How many times have we heard the excuses and problems? My printer is out of ink. I couldn’t find my flash drive. The software at home/school are not compatible. All are common problems sharing work between home and school, and word processing is probably the bulk of work that is ferried between the two. Wouldn’t it be great to have a server based word processor that allowed students to work from anywhere with the Internet, plus allow them to save their files to the server?
Some would ask what about Google Docs? Yes, it meets the bill in many ways. It is server based and allows users to save to Google’s servers, and even share their work with other individuals. The problems with Google Docs are two fold–the terms of service and data ownership. To sign up for a Google account one needs to be of legal age to enter into a contract with Google. Furthermore, I don’t think it would be legal for a child under 13 to use Google Docs in the United States because of CIPA. The other concern is that the students’ data and personal information would reside on Google’s servers. If we tell students to use Google or almost any other hosted web application, we are telling them to hand over their data, usage patterns, browsing habits, etc. It is one thing to decide to do that as an adult, and quite another to tell our students to do so.
Adobe’s Buzzword is another option. The hosted variant has the same problems faced with Google Docs. There is a browser based alternative that can be embedded in a website as a widget. Students could use that without entering into an agreement with Adobe, but there is no way to save the document to a server. It must be saved to a local drive. That being said, it offers a great array of formats including test, rtf, pdf, open office, and Word.
Another product, AjaxWord, looked good until I discovered that it only worked with Internet Explorer 5 and 6. Their website was inactive when I began to look into the product and at this writing is not available. Drilling down deeper with a SourceForge Search, I found nothing but abandoned projects.
I’m a bit puzzled by the lack of development in this area. I certainly would be an important application for school and other settings.
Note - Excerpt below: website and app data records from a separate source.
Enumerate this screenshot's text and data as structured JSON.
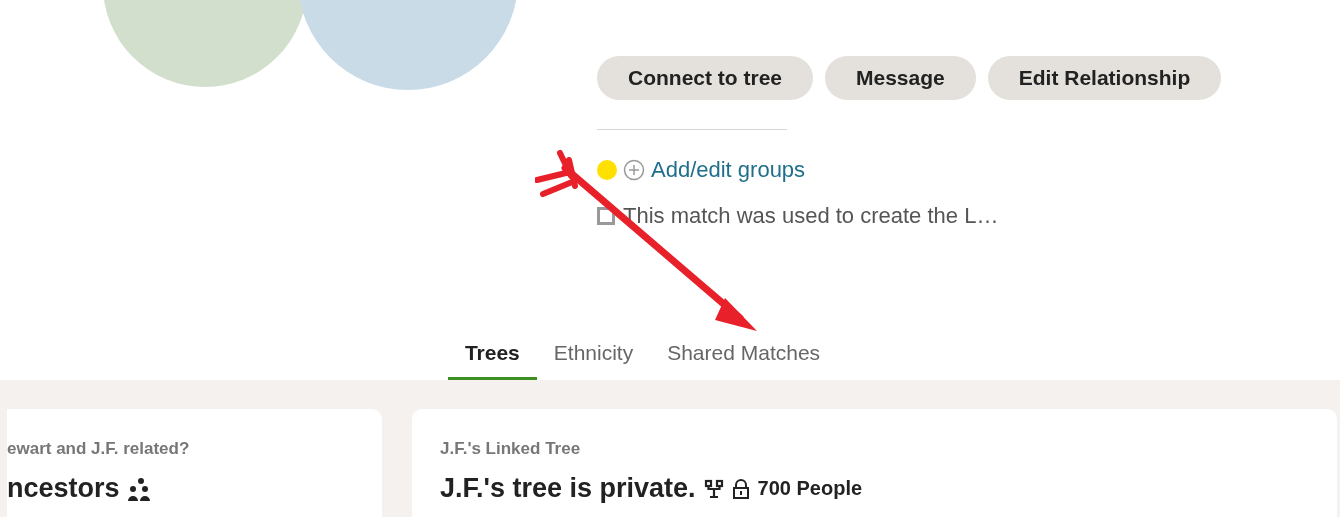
{
  "actions": [
    {
      "label": "Connect to tree"
    },
    {
      "label": "Message"
    },
    {
      "label": "Edit Relationship"
    }
  ],
  "groups_link": "Add/edit groups",
  "note": {
    "text": "This match was used to create the L…",
    "checked": false
  },
  "tabs": [
    {
      "label": "Trees",
      "selected": true
    },
    {
      "label": "Ethnicity",
      "selected": false
    },
    {
      "label": "Shared Matches",
      "selected": false
    }
  ],
  "relationship_card": {
    "question": "ewart and J.F. related?",
    "heading": "ncestors"
  },
  "tree_card": {
    "title": "J.F.'s Linked Tree",
    "heading": "J.F.'s tree is private.",
    "count": "700 People"
  }
}
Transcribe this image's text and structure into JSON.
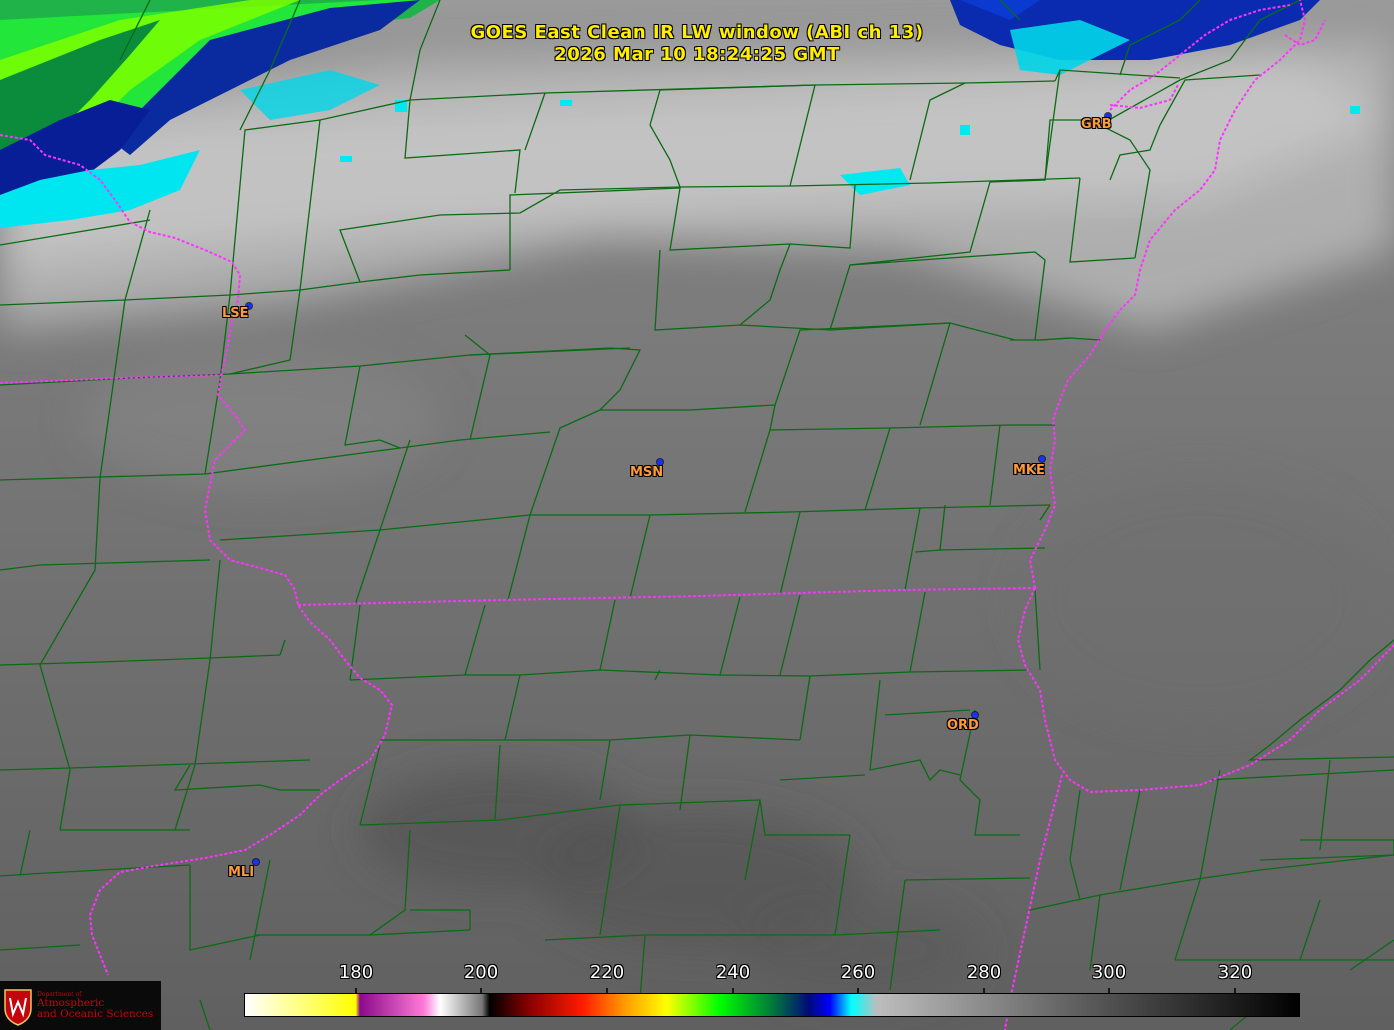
{
  "title": {
    "line1": "GOES East Clean IR LW window (ABI ch 13)",
    "line2": "2026 Mar 10  18:24:25 GMT"
  },
  "stations": [
    {
      "code": "LSE"
    },
    {
      "code": "MSN"
    },
    {
      "code": "MKE"
    },
    {
      "code": "GRB"
    },
    {
      "code": "ORD"
    },
    {
      "code": "MLI"
    }
  ],
  "colorbar": {
    "ticks": [
      "180",
      "200",
      "220",
      "240",
      "260",
      "280",
      "300",
      "320"
    ],
    "range": [
      163,
      330
    ]
  },
  "logo": {
    "dept": "Department of",
    "line1": "Atmospheric",
    "line2": "and Oceanic Sciences"
  },
  "colors": {
    "county_lines": "#0b6b14",
    "state_lines": "#ff33ff",
    "title_text": "#ffee00",
    "station_label": "#ff9a3a",
    "station_dot": "#1530ff"
  }
}
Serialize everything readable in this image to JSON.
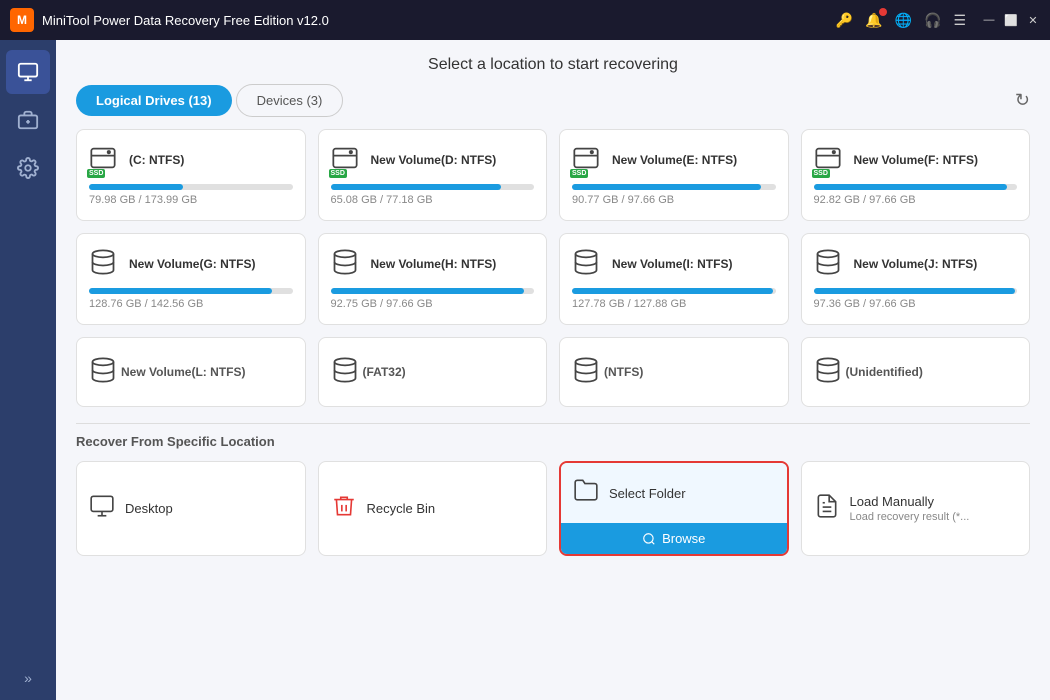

Hopefully, a reader can point me to something that I have missed. Perhaps in the future Google will release the code for Google Docs. In any case, I will continue search for this potentially “killer” app.